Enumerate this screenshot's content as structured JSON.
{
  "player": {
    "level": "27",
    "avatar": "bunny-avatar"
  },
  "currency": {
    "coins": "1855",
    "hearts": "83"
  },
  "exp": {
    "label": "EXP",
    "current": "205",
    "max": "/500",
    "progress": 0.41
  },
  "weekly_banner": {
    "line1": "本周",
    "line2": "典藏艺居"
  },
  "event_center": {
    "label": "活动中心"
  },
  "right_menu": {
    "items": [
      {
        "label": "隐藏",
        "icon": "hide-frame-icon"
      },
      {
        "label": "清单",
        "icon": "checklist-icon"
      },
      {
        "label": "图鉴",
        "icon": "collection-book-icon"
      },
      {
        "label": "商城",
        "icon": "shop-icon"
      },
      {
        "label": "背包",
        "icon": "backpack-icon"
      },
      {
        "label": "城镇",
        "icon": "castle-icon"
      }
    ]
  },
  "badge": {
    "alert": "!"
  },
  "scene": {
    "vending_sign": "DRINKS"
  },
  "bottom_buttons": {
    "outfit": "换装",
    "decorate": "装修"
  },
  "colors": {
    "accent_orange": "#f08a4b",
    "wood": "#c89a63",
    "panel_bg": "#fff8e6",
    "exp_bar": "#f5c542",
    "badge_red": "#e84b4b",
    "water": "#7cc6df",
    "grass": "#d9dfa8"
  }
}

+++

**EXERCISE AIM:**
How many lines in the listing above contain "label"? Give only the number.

**REPLY:**
8